Most of our work in India focuses on the brick kilns and construction sites like the one at the Rao kiln in Gurgaon. We have been making regular visits to these sites near our regional bases for several years, providing veterinary care and giving basic education to workers and their children.
In some locations we have stopped the use of harsh nylon ropes for hobbling donkeys (tying legs together to restrict movement and stop them from straying) – for example in Ahmedabad the workers are using soft cloth hobbles instead, after we showed local women how to plait them out of rags. We have also been going into schools near the working sites, teaching the children about donkey welfare, and holding additional education sessions on the sites themselves, for the adult and child workers.
We realise that in order to make more substantial improvements, we need to work with whole communities, so as we start expanding our work into new areas, we are also developing the way we help donkeys and their owners.

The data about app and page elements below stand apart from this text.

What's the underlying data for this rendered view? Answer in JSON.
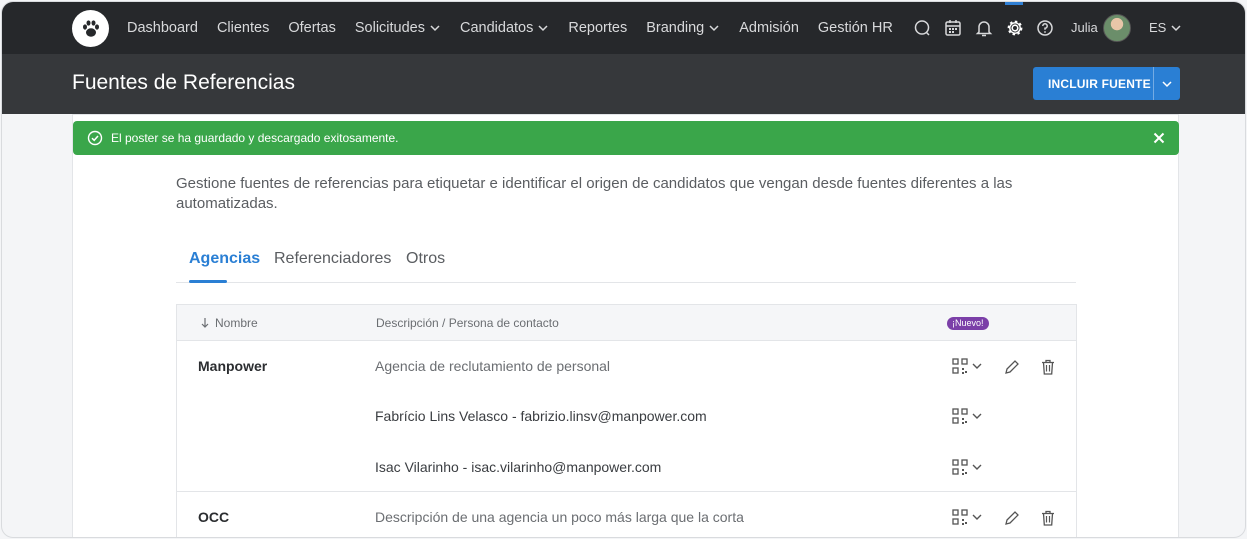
{
  "nav": {
    "items": [
      {
        "label": "Dashboard",
        "dropdown": false
      },
      {
        "label": "Clientes",
        "dropdown": false
      },
      {
        "label": "Ofertas",
        "dropdown": false
      },
      {
        "label": "Solicitudes",
        "dropdown": true
      },
      {
        "label": "Candidatos",
        "dropdown": true
      },
      {
        "label": "Reportes",
        "dropdown": false
      },
      {
        "label": "Branding",
        "dropdown": true
      },
      {
        "label": "Admisión",
        "dropdown": false
      },
      {
        "label": "Gestión HR",
        "dropdown": false
      }
    ],
    "user_name": "Julia",
    "language": "ES",
    "icons": [
      "chat-icon",
      "calendar-icon",
      "bell-icon",
      "gear-icon",
      "help-icon"
    ]
  },
  "header": {
    "title": "Fuentes de Referencias",
    "include_button": "INCLUIR FUENTE"
  },
  "alert": {
    "message": "El poster se ha guardado y descargado exitosamente.",
    "color": "#3aa64a"
  },
  "description": "Gestione fuentes de referencias para etiquetar e identificar el origen de candidatos que vengan desde fuentes diferentes a las automatizadas.",
  "tabs": [
    {
      "label": "Agencias",
      "active": true
    },
    {
      "label": "Referenciadores",
      "active": false
    },
    {
      "label": "Otros",
      "active": false
    }
  ],
  "table": {
    "columns": {
      "name": "Nombre",
      "description": "Descripción / Persona de contacto",
      "new_badge": "¡Nuevo!"
    },
    "rows": [
      {
        "name": "Manpower",
        "description": "Agencia de reclutamiento de personal"
      },
      {
        "contact": "Fabrício Lins Velasco - fabrizio.linsv@manpower.com"
      },
      {
        "contact": "Isac Vilarinho - isac.vilarinho@manpower.com"
      },
      {
        "name": "OCC",
        "description": "Descripción de una agencia un poco más larga que la corta"
      }
    ]
  },
  "colors": {
    "accent": "#2a7fd4",
    "nav_bg": "#26282b",
    "header_bg": "#36383b",
    "badge": "#7b3fa8"
  }
}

For example, we recently began working in Badli, just across the border from the western edge of New Delhi, where there are hundreds of brick kilns. We did some careful groundwork to assess the kilns where we can make the most difference, not only through our own expertise in veterinary and education/community development work but also in conjunction with the animal health services already in place, and a range of other people and organisations directly or indirectly involved in donkey care. These include the brick kiln owners, private and government vets, Government veterinary hospitals, farriers, cart makers, seed suppliers, people involved in local community centres, and local religious leaders.
We also plan to work with a woman who runs classes at one of the Badli kilns for children who have to miss school in order to work or support their parents. We hope that she will be able to include children from other kilns in her classes – the owner of the kiln where she teaches has already agreed to this.